Sunday, January 02, 2011

buh-bye 2010!

2010 was right up there with 2005 and 2007 as one of the more, ahem, challenging years of my life. It started off auspiciously and then just spun right out in a sea of sickness, stress and inertia. I am damned glad to see it good and gone, even though I was raised not to wish one's life away nor begrudge the time I'm given. Goodbye 2010, helloooo beautiful fresh new year!!

I like new beginnings. As pagan, I celebrate Samhain as the end of the Wheel of the Year. I celebrate the rebirth of the sun at Yule, and I will embrace the Year of the Rabbit when Chinese New Year rolls around. January 1st is one of my favorite days, in spite of the fact that the whole Christmas season generally feels like too much.

Good things, and generally successful ventures in 2010 included: good employment mojo, in that I found work that pays me well, which is something, in these economic times.
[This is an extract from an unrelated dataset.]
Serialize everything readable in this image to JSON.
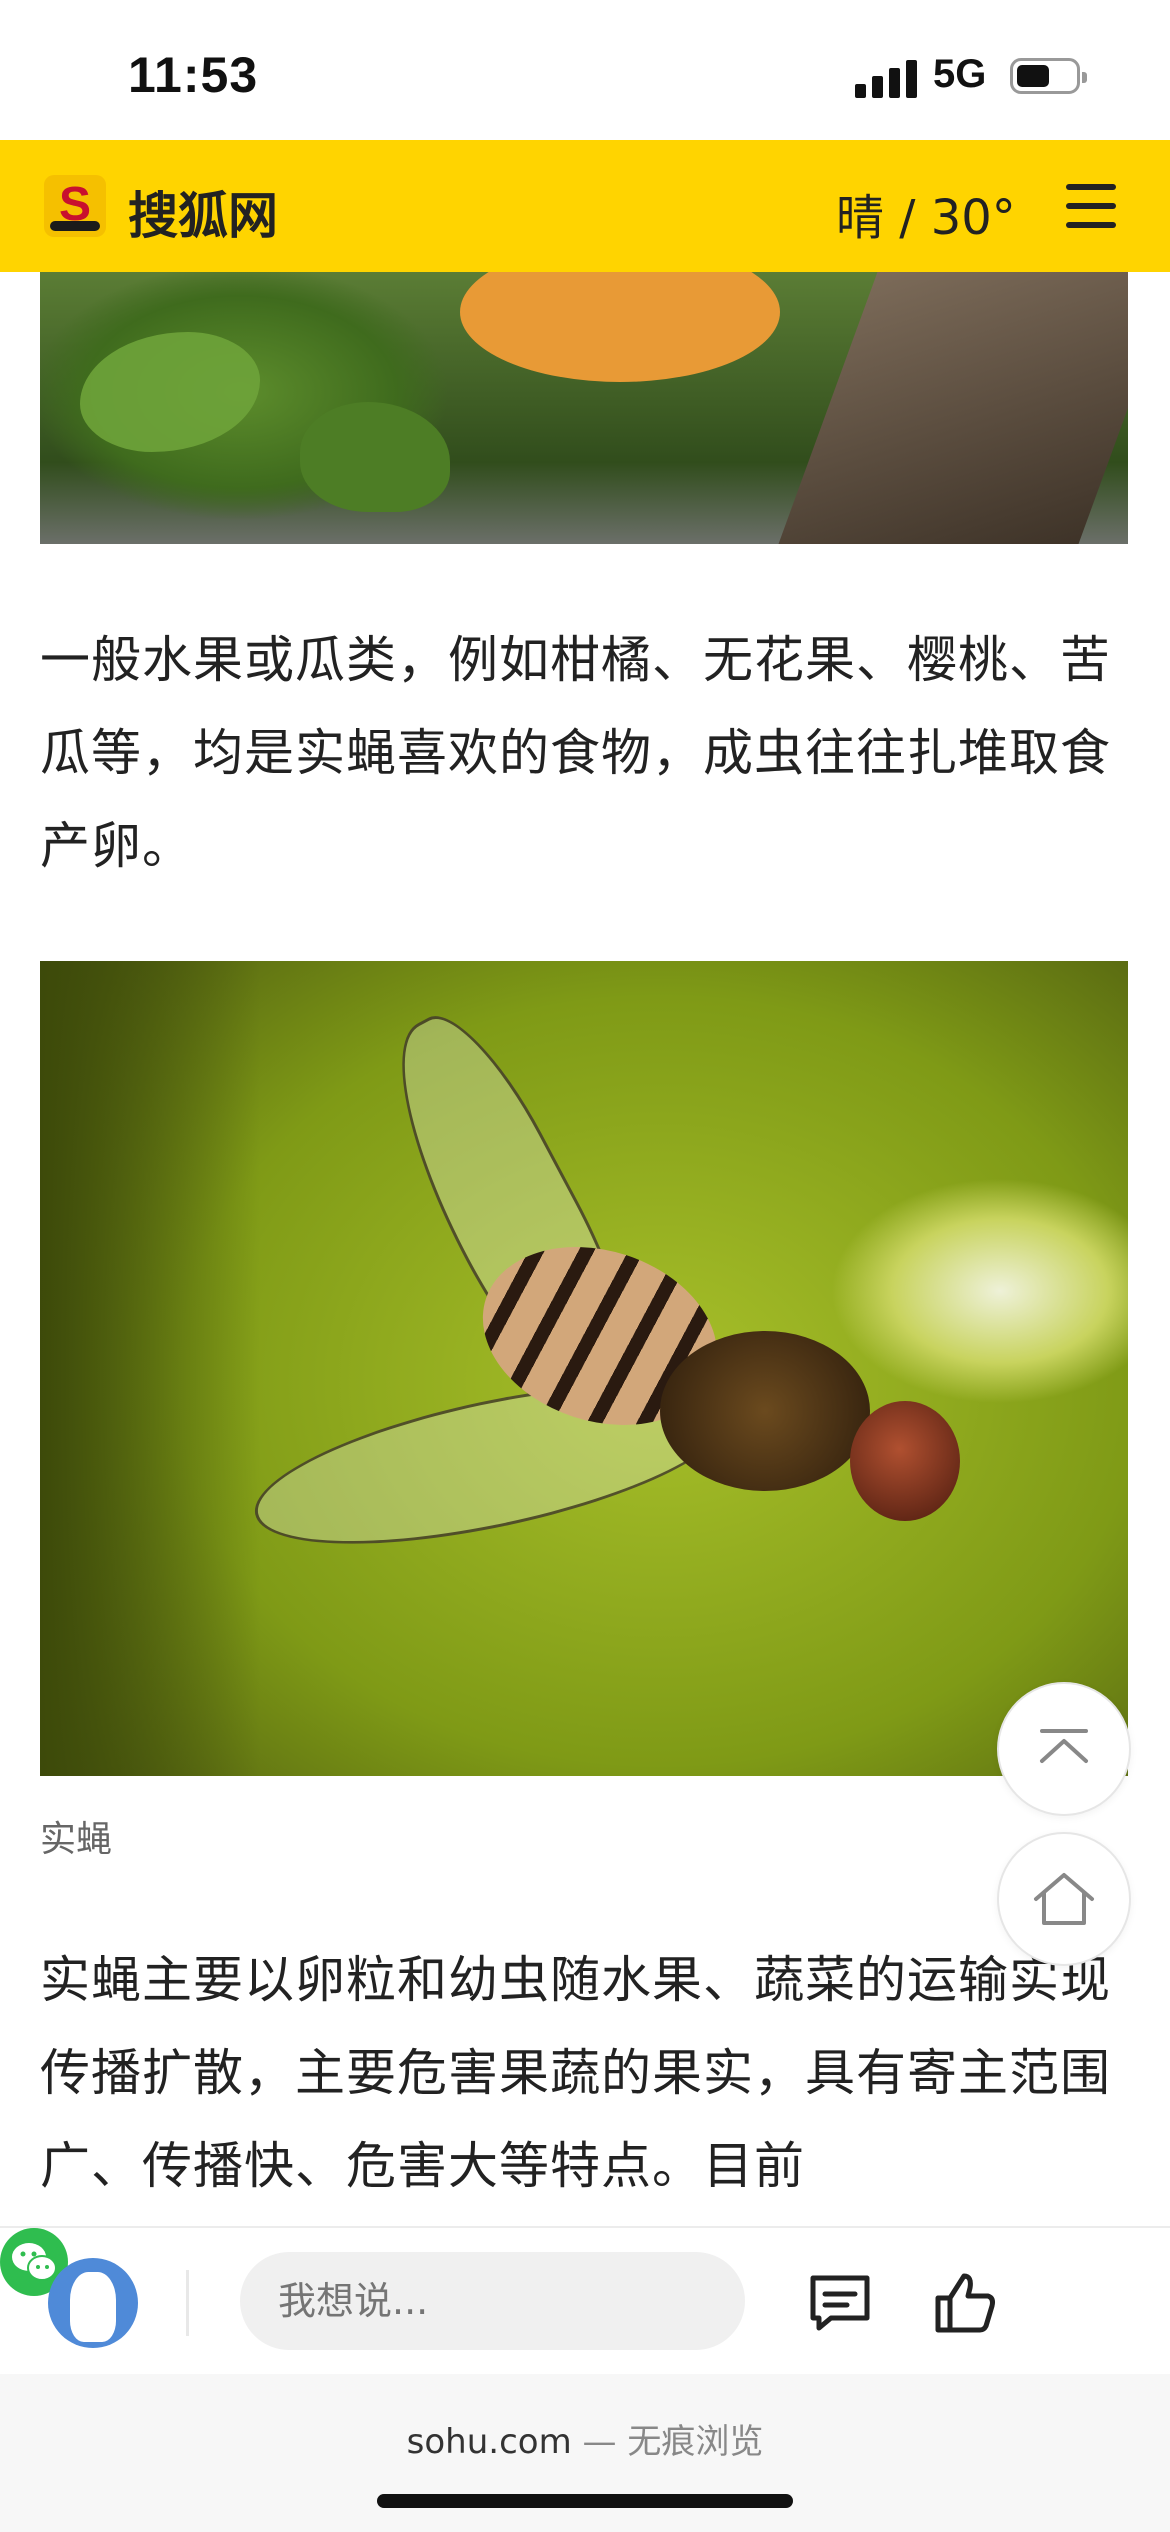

I was successful in not drinking one drop of bottled water for yet another year, and in continuing to cook mostly from scratch, and carry my homemade lunch to work on a daily basis. I got the Louet wheel, and learned to spin, opening up a whole new world of crafty love. I knat mostly from stash, and didn't finish much; the Citron shawl, the Pink Ariann sweater which I promptly frogged, a few dishcloths and a couple of hats. I went to Stitches South with my sister, bought a lot of spinning fiber and fell in love with Kollage square needles. My Malabrigo buy-in venture rewarded me with a healthy stash infusion. I continued the Dog-A-Day campaign of working one dog each day, and braved the weather, hot and cold to get Mr. Cricket out and about, facing his fears. He is somewhat calmer and less aggressive, though we still manage him cautiously around strange people. I rode my bike a fair amount, and re-connected with my old friend Elena. Leah came to visit me, and I took a couple of road trips up to my Old Country. I did a whole lot of yoga. I found an acupuncturist who has done wonders for my health and stress issues. I continued my Project Z - the quest for more and better sleep, and am a healthier woman for it. I discovered dolsot bibimbap, which is my new favorite food. I bought a pair of Frye boots, which make me feel taller and tougher. I read a lot of books and I learned to use Promethean projection technology at work. I went to Boston for a week and hung out with my husband's totally fun family. I got a new digital camera and am having fun with it.

Not-so-successful things included knitting a sweater that, in spite of a gauge swatch, was astronomically big on me, taking a job that is just kicking my ass six ways to Sunday, and promises to do so until mid-May, when I leave it. I pulled an intercostal muscle that took a long time to heal. I got sick with every upper respiratory thing that crossed my path. My weight rollercoastered up and down - I swear, that same 10 lbs came and went 3 or 4 times. That isn't actually a bad thing; I've made peace with my body, for the most part. My altar got dusty due to my scanty spiritual practice. I did little to landscaping improvements and I pretty much failed at my housecleaning quest, except on vacation. Family weirdness abounded. I bought yarn which I didn't need, and am now at SABLE status for sure.

Resolutions? I usually make them for Mind, Body and Spirit, but this year, I'm not sure what to resolve. These are the things that are feeling like a logical next step, though:

1. Not buying yarn, and knitting exclusively from stash, including my handspun. Festivals excepted, but I mostly buy fiber when presented with a choice, these days.

2. Not buying new clothes: my job has required me to follow a dress code, and I'm just sick of shopping for nice clothes. I've built a decent wardrobe of 'business casual' clothes and now it's time to stop. Shoes excepted.

3. Yoga at home - I'll still take classes but I'll use more podcasts and dvd's to help me practice more regularly on my own.

I have a lengthy list of other resolutions which I'll spare you for the moment. These are the big 3. Somehow, it seems to be setting myself up to crash and burn if I lay the whole list out here. Something about that adage of "to know, to will, to dare and to keep silent" I guess...time will tell.

I leave you with an offering from my fabulous new blue camera:
These spider plants cast shadows that remind me of the Calder mobiles at the National Gallery.

Ella using Cricket as her pillow: